By Ed Thompson
The memory stands out clearly, although the circumstances remain rather murky. For some reason, I found myself at the last session of a mission study at one of the churches in the presbytery where I served. (OK, it was in Northern Kansas.) The interim pastor was doing a good job summing up the findings of their previous meetings and asking questions that got people thinking about the future of the church and that generated good conversation among the members present. She divided them into small groups and assigned each one a particular area of church life to address.
As the groups reported back, it was striking how many of them suggested that the church hire additional staff to support the ministry that they had been thinking about. At the end of the day, they would have had to hire 5 or 6 or maybe it was 7 additional staff members to do everything that they felt the church should be doing.
Although it was a larger church that had some significant reserves, they weren’t really at a point where they could afford to hire any additional staff, and it was going to be difficult enough for them to maintain the staff positions they already had. Perhaps to be fair, probably 20 years before that, this church had had 3 or maybe 4 additional staff working in the areas that these groups felt needed to be addressed now.
It was about when the third group reported the idea of hiring additional staff that the interim pastor and I happened to glance at each other. We both rolled our eyes. Not my most pastoral moment, nor hers. But we were on the same page. What are these people thinking? Yes, it’s good to dream. It’s good to be honest. There may well have been enough work to do to justify hiring additional staff. But what could the church realistically afford?
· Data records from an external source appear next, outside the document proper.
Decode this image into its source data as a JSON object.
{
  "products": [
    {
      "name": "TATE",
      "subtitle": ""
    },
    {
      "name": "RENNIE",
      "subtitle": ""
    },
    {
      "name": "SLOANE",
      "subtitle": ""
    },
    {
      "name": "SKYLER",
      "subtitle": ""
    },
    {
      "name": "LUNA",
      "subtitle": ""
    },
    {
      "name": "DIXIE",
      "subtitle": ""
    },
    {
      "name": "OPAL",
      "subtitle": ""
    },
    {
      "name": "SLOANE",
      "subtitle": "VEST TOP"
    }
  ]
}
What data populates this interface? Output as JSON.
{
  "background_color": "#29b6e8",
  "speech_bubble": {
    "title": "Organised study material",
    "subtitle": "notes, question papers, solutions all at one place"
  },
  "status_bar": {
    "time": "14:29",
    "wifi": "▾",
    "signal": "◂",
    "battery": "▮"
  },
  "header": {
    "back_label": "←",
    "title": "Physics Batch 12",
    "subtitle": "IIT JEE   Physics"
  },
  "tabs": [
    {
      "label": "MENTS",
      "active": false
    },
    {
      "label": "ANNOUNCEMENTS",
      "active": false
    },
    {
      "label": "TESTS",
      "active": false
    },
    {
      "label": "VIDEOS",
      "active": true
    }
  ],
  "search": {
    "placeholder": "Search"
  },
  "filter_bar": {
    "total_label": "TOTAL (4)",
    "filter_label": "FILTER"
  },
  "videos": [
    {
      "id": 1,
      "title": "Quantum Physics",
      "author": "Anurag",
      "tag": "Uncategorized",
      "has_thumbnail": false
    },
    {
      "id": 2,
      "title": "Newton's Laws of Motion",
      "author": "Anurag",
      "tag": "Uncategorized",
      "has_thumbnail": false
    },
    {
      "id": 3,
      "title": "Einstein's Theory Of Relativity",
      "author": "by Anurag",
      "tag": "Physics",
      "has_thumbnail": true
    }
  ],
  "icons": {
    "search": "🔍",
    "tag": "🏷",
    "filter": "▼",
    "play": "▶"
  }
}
I thought about that experience in reflecting on the work of the Financial Sustainability Task Force. Some have felt that we should have started with reflecting theologically about what it means to be a presbytery and what should be the priorities for our work together. Maybe we should have. At the end of the day, however, we’re still going to have to address the question of what we can realistically afford.
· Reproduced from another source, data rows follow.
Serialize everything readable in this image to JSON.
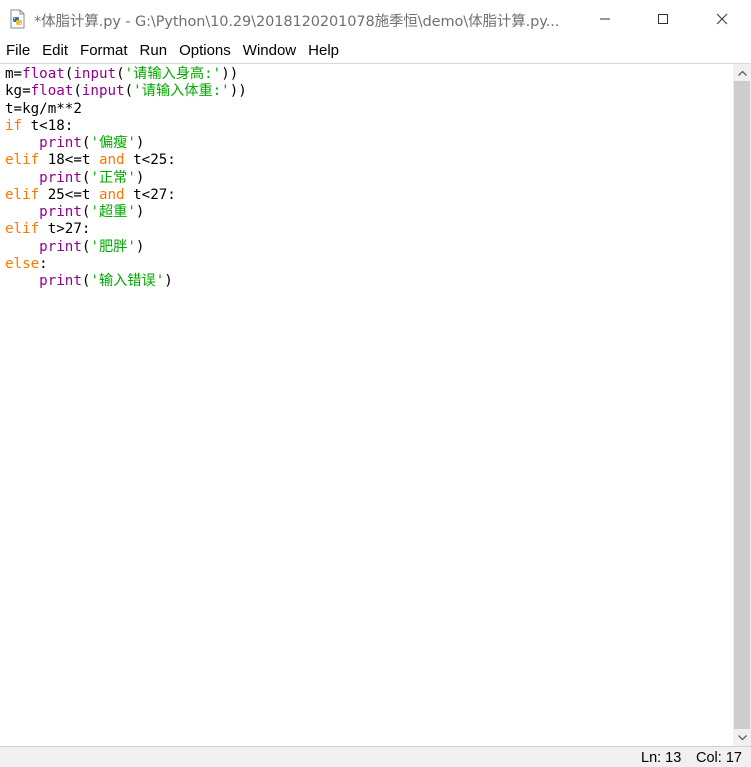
{
  "window": {
    "title": "*体脂计算.py - G:\\Python\\10.29\\2018120201078施季恒\\demo\\体脂计算.py..."
  },
  "menu": [
    "File",
    "Edit",
    "Format",
    "Run",
    "Options",
    "Window",
    "Help"
  ],
  "code_lines": [
    [
      {
        "t": "m=",
        "c": "n"
      },
      {
        "t": "float",
        "c": "bi"
      },
      {
        "t": "(",
        "c": "n"
      },
      {
        "t": "input",
        "c": "bi"
      },
      {
        "t": "(",
        "c": "n"
      },
      {
        "t": "'请输入身高:'",
        "c": "str"
      },
      {
        "t": "))",
        "c": "n"
      }
    ],
    [
      {
        "t": "kg=",
        "c": "n"
      },
      {
        "t": "float",
        "c": "bi"
      },
      {
        "t": "(",
        "c": "n"
      },
      {
        "t": "input",
        "c": "bi"
      },
      {
        "t": "(",
        "c": "n"
      },
      {
        "t": "'请输入体重:'",
        "c": "str"
      },
      {
        "t": "))",
        "c": "n"
      }
    ],
    [
      {
        "t": "t=kg/m**2",
        "c": "n"
      }
    ],
    [
      {
        "t": "if",
        "c": "kw"
      },
      {
        "t": " t<18:",
        "c": "n"
      }
    ],
    [
      {
        "t": "    ",
        "c": "n"
      },
      {
        "t": "print",
        "c": "bi"
      },
      {
        "t": "(",
        "c": "n"
      },
      {
        "t": "'偏瘦'",
        "c": "str"
      },
      {
        "t": ")",
        "c": "n"
      }
    ],
    [
      {
        "t": "elif",
        "c": "kw"
      },
      {
        "t": " 18<=t ",
        "c": "n"
      },
      {
        "t": "and",
        "c": "kw"
      },
      {
        "t": " t<25:",
        "c": "n"
      }
    ],
    [
      {
        "t": "    ",
        "c": "n"
      },
      {
        "t": "print",
        "c": "bi"
      },
      {
        "t": "(",
        "c": "n"
      },
      {
        "t": "'正常'",
        "c": "str"
      },
      {
        "t": ")",
        "c": "n"
      }
    ],
    [
      {
        "t": "elif",
        "c": "kw"
      },
      {
        "t": " 25<=t ",
        "c": "n"
      },
      {
        "t": "and",
        "c": "kw"
      },
      {
        "t": " t<27:",
        "c": "n"
      }
    ],
    [
      {
        "t": "    ",
        "c": "n"
      },
      {
        "t": "print",
        "c": "bi"
      },
      {
        "t": "(",
        "c": "n"
      },
      {
        "t": "'超重'",
        "c": "str"
      },
      {
        "t": ")",
        "c": "n"
      }
    ],
    [
      {
        "t": "elif",
        "c": "kw"
      },
      {
        "t": " t>27:",
        "c": "n"
      }
    ],
    [
      {
        "t": "    ",
        "c": "n"
      },
      {
        "t": "print",
        "c": "bi"
      },
      {
        "t": "(",
        "c": "n"
      },
      {
        "t": "'肥胖'",
        "c": "str"
      },
      {
        "t": ")",
        "c": "n"
      }
    ],
    [
      {
        "t": "else",
        "c": "kw"
      },
      {
        "t": ":",
        "c": "n"
      }
    ],
    [
      {
        "t": "    ",
        "c": "n"
      },
      {
        "t": "print",
        "c": "bi"
      },
      {
        "t": "(",
        "c": "n"
      },
      {
        "t": "'输入错误'",
        "c": "str"
      },
      {
        "t": ")",
        "c": "n"
      }
    ]
  ],
  "status": {
    "line": "Ln: 13",
    "col": "Col: 17"
  },
  "colors": {
    "keyword": "#ff7700",
    "builtin": "#900090",
    "string": "#00aa00"
  }
}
My sense is that the Financial Sustainability Task Force did that work, setting broad parameters about where we need to go moving forward. Within those parameters, we will need to make some choices about our priorities and what we want our staff to do.
Occasionally, I hear people talk about the quadrant ministers and how important they were to the life of this presbytery. Since I was a quadrant minister during my first tour of duty in West Virginia, I appreciate those sentiments. I think the quadrant ministers did good work, and we strived to strengthen the connection between the churches and the presbytery. However, by the time I left in 2007, I could clearly see the handwriting on the wall. The presbytery wasn’t going to be able to afford to keep those staff positions and still do everything else for much longer. Over the next five years or so, those positions were eliminated. I have figured out that we could still have quadrant ministers today, although doing so would mean eliminating all of our other staff positions. But it could be done.
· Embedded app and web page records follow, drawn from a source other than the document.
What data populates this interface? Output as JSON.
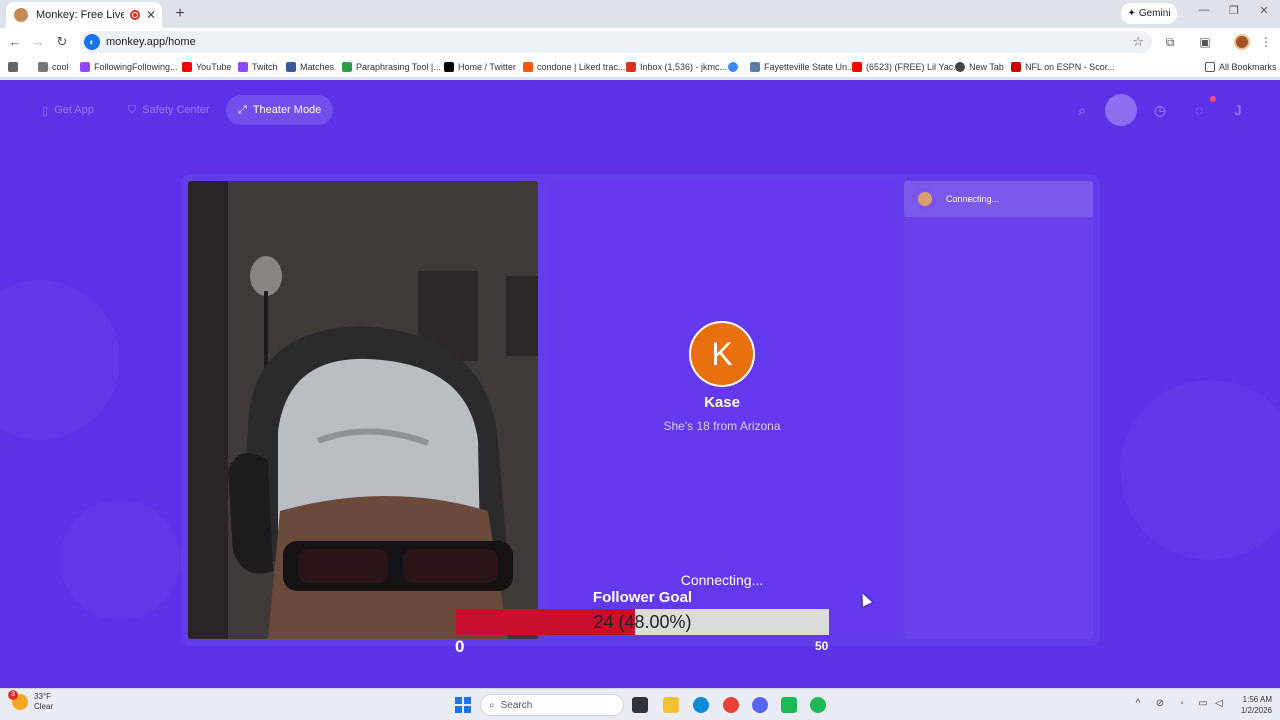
{
  "browser": {
    "tab_title": "Monkey: Free Live Video Ch",
    "new_tab": "+",
    "gemini_label": "Gemini",
    "url": "monkey.app/home",
    "bookmarks": [
      "cool",
      "FollowingFollowing...",
      "YouTube",
      "Twitch",
      "Matches",
      "Paraphrasing Tool |...",
      "Home / Twitter",
      "condone | Liked trac...",
      "Inbox (1,536) - jkmc...",
      "Fayetteville State Un...",
      "(6523) (FREE) Lil Yac...",
      "New Tab",
      "NFL on ESPN - Scor...",
      "All Bookmarks"
    ]
  },
  "page": {
    "nav": {
      "get_app": "Get App",
      "safety_center": "Safety Center",
      "theater_mode": "Theater Mode",
      "profile_initial": "J"
    },
    "chat": {
      "status": "Connecting..."
    },
    "match": {
      "initial": "K",
      "name": "Kase",
      "subtitle": "She's 18 from Arizona",
      "status": "Connecting..."
    },
    "follower_goal": {
      "label": "Follower Goal",
      "text": "24 (48.00%)",
      "current": 24,
      "max": 50,
      "progress": 0.48,
      "min_label": "0",
      "max_label": "50",
      "fill_color": "#c8102e"
    }
  },
  "taskbar": {
    "temperature": "33°F",
    "condition": "Clear",
    "weather_badge": "3",
    "search_placeholder": "Search",
    "time": "1:56 AM",
    "date": "1/2/2026"
  },
  "colors": {
    "page_bg": "#5b32e8",
    "remote_panel": "#6338ef",
    "avatar_orange": "#e9700f"
  }
}
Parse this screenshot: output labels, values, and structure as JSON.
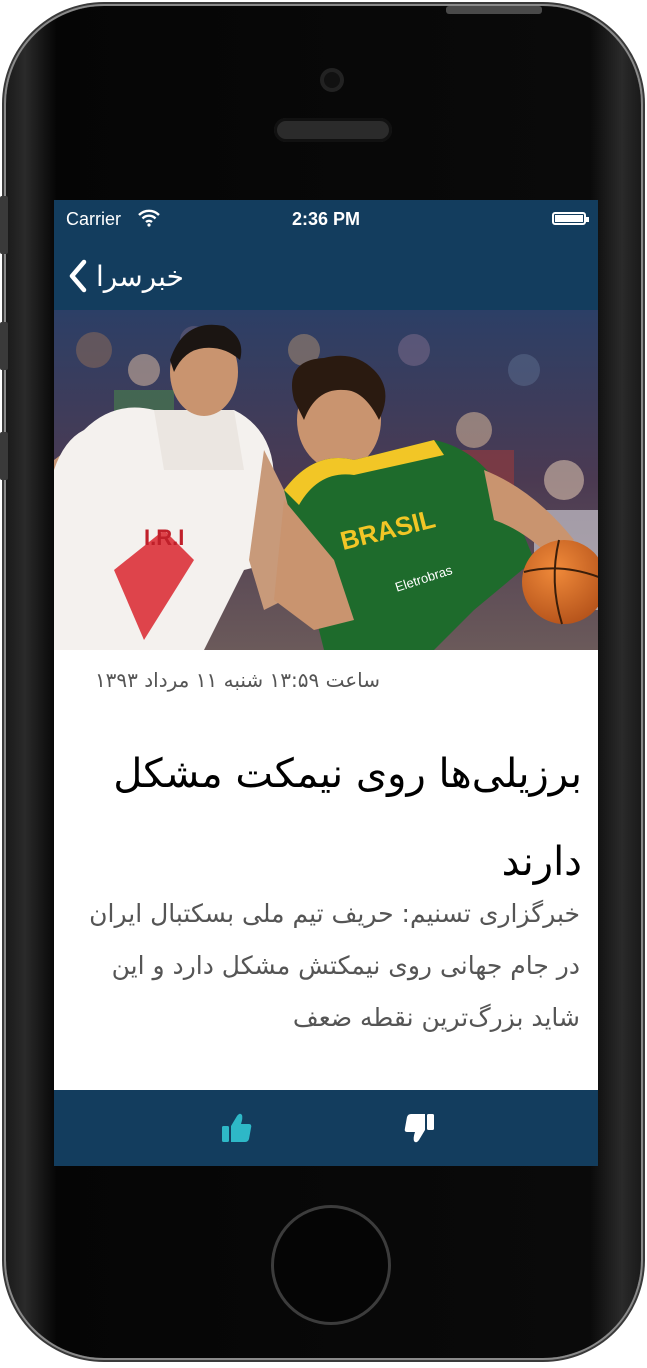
{
  "status_bar": {
    "carrier": "Carrier",
    "time": "2:36 PM",
    "wifi_icon": "wifi-icon",
    "battery_icon": "battery-icon"
  },
  "nav": {
    "back_label": "خبرسرا",
    "back_icon": "chevron-left-icon"
  },
  "hero_image": {
    "description_icon": "basketball-photo",
    "jersey_left": "I.R.I",
    "jersey_right": "BRASIL",
    "sponsor": "Eletrobras"
  },
  "article": {
    "date": "ساعت ۱۳:۵۹ شنبه ۱۱ مرداد ۱۳۹۳",
    "title": "برزیلی‌ها روی نیمکت مشکل دارند",
    "summary": "خبرگزاری تسنیم: حریف تیم ملی بسکتبال ایران در جام جهانی روی نیمکتش مشکل دارد و این شاید بزرگ‌ترین نقطه ضعف"
  },
  "toolbar": {
    "like_icon": "thumbs-up-icon",
    "dislike_icon": "thumbs-down-icon"
  },
  "colors": {
    "bar": "#133d5e",
    "accent": "#2eb8c7"
  }
}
Obviously, we still have work to do. The Financial Sustainability Task Force was asked to look at three main areas: 1) medical coverage for staff, 2) staffing and the future of the presbytery office, and 3) the future of Bluestone.
Their recommendation was that we provide medical insurance only for each staff person and not their family members as we had been doing. (That applies to our lay employees and not to those who are ministers who receive coverage through the Pastor’s Participation Plan.) The Administration Committee accepted that – which was something they had been wrestling with for the past several years – with the provision that any additional costs for providing coverage for additional family members, which would be paid for by the staff member, be phased in over 5 years. The presbytery approved that by approving the 2022 budget at our August presbytery meeting.
Also to the Administration Committee, the Leadership Team assigned the task of working out how to implement the recommendation that staff work from home and that the office building be sold. How to implement the recommendation to close the Resource Center when the office is sold was originally given to the Administration Committee but has now been transferred to the Nurture Committee. The Leadership Team has also created a Bluestone Working Group to figure out how to implement the recommendation to “disentangle” Bluestone Inc., which holds the lease with the Army Corps of Engineers, from the Presbytery of West Virginia so that it becomes an independent organization.
Hopefully we will be able to bring specific ideas to the May 2022 presbytery meeting for a vote, although it may take the Bluestone Working Group longer than that to come up with a workable plan.
Once all that happens, we will need to start thinking about thinking theologically about what it means to be a presbytery and what should be the priorities of our work together. Another way to say that is that we need to engage in another mission study or process of self-reflection. By that time, it will have been 10 years since the Jeremiah 29:11 report was adopted. It will be time. When that time comes, we will have a better sense of what we can realistically afford so that we won’t be getting our hopes up about what we’d like to do, only to be disappointed when we find out that we can’t afford that.